He cited as examples zebra mussels and the sea lamprey, which he called a "poster child" for the damage invasive species can do. The latter is a parasitic, blood-sucking fish that is considered a major factor in the 1940s and 1950s collapse of fish species such as lake trout and whitefish that were important to the local fishery.
Zebra mussels, which arrived in the late 1980s, cost facilities on the Great Lakes millions of dollars a year, as they multiply so quickly that they clog intake pipes and sink navigational buoys. They also filter out large amounts of phytoplankton, affecting the local food web.
Most Great Lakes invaders first establish themselves in Lake Erie or Lake Saint Clair, which are warmer and have more nutrients than the other lakes, Cooper said.
Some ecologists fear that as the climate warms, more and more Canadian waters will become hospitable to invasive species, including those in the Arctic.
The warming climate is leaving northern seas ice-free for longer periods of time, leading to higher production of algae that invasive invertebrates could eat, said MacIsaac.
"If any of them managed to get into the Arctic previously, they probably would have starved because there wasn't enough food in the water to feed them," he said. "But as the climate changes … anything that managed to get up there will have higher survival."
How to mount a successful invasion
Ecologists who study invasive species have been trying to figure out why some species are more invasive and why some species appear to spread faster and have a greater impact than others.
So far, they have found that foreign species are more likely to cause problems in the ecosystem if they come from a completely different genus than the surrounding plants and animals, said Anthony Ricciardi, a professor of environmental science at McGill University.
"Those species that are most distinct are the ones you better watch out for. When you think of the species that have come here, like the zebra mussel or the round goby, these are completely different from the species here. We have nothing like them, and so our native species were totally unprepared for their arrival. They really changed the rules of existence," he said.
Isolated regions like islands or inland lakes are more likely to be vulnerable than other regions, said Ricciardi, because their species are less likely to have come into contact with invaders.

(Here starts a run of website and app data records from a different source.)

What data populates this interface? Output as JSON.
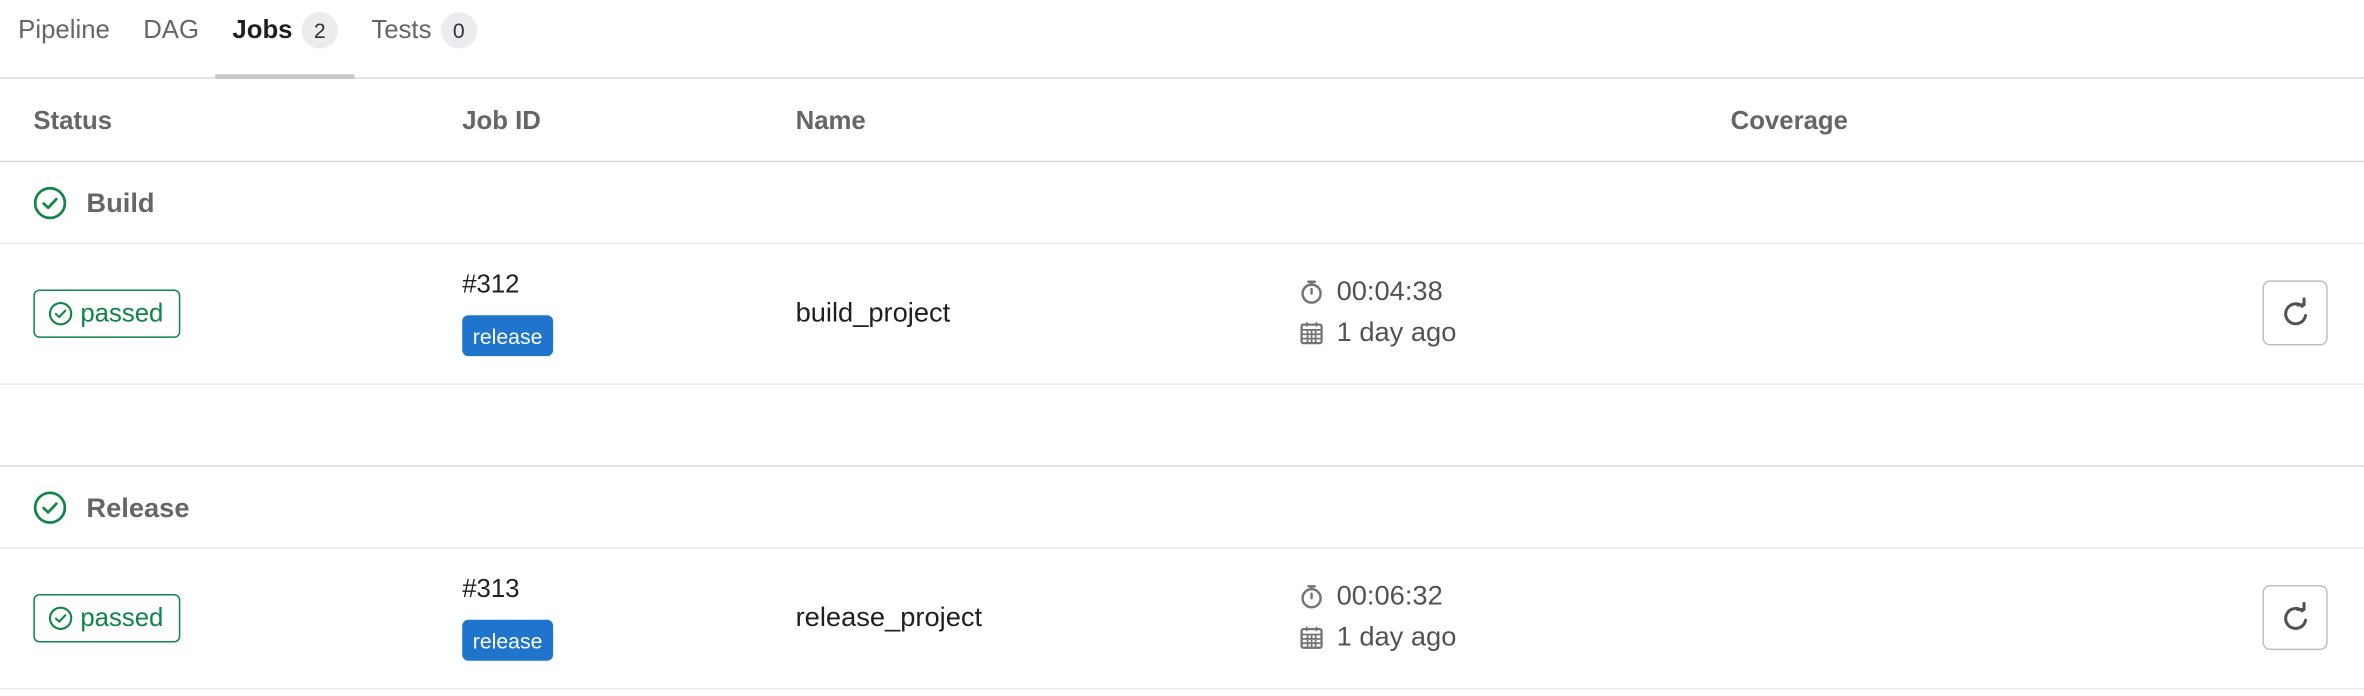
{
  "tabs": [
    {
      "label": "Pipeline"
    },
    {
      "label": "DAG"
    },
    {
      "label": "Jobs",
      "count": "2",
      "active": true
    },
    {
      "label": "Tests",
      "count": "0"
    }
  ],
  "table": {
    "columns": {
      "status": "Status",
      "job_id": "Job ID",
      "name": "Name",
      "coverage": "Coverage"
    }
  },
  "stages": [
    {
      "name": "Build",
      "status_icon": "check-circle-icon",
      "jobs": [
        {
          "status": "passed",
          "id": "#312",
          "ref": "release",
          "name": "build_project",
          "duration": "00:04:38",
          "finished": "1 day ago"
        }
      ]
    },
    {
      "name": "Release",
      "status_icon": "check-circle-icon",
      "jobs": [
        {
          "status": "passed",
          "id": "#313",
          "ref": "release",
          "name": "release_project",
          "duration": "00:06:32",
          "finished": "1 day ago"
        }
      ]
    }
  ],
  "colors": {
    "success": "#108548",
    "ref_badge": "#1f75cb",
    "active_tab_underline": "#c8c8cb"
  },
  "icons": {
    "duration": "timer-icon",
    "finished": "calendar-icon",
    "retry": "retry-icon"
  }
}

He added that an ice-free Arctic could be also become an avenue for international shipping and the stowaways it brings.
MacIsaac's research group is currently monitoring ships going up to the Arctic, checking to see what living organisms are in their ballast water and what is growing on their hull. They are also examining ships coming into Halifax and especially Vancouver, where there tend to be more individual organisms of more varied species clinging to the hull.
In many cases, it's possible to reduce the risk of invasive species coming in and establishing themselves, MacIsaac said.
One example is tighter ballast water regulations. The water is traditionally held in a ship's tanks and cargo holds to increase the vessel's stability and maneuverability, and dumped to make room for new cargo. But when the ship dumps water into foreign waters, it often releases a slew of organisms from its home port or wherever it last took on ballast.
Regulations in Canada in place since 1993 require boats to flush out the ballast water in their tanks offshore and replace it, if necessary, with salty seawater. Organisms that live in saltwater typically can't survive in the Great Lakes. In 2006, Transport Canada widened the rules to include ships with "empty" ballast tanks, which weren't always completely empty, MacIsaac said.
An international agreement that limits the number of organisms in ballast water dumped anywhere in the world has also been proposed, he added, and Canada signed on this past March.
MacIsaac said some time will be needed to confirm that the regulations are working, but so far, the results look promising.
"We haven't seen any new species reported in the system since 2006," he said. "Very simple procedures have dramatically reduced the risk."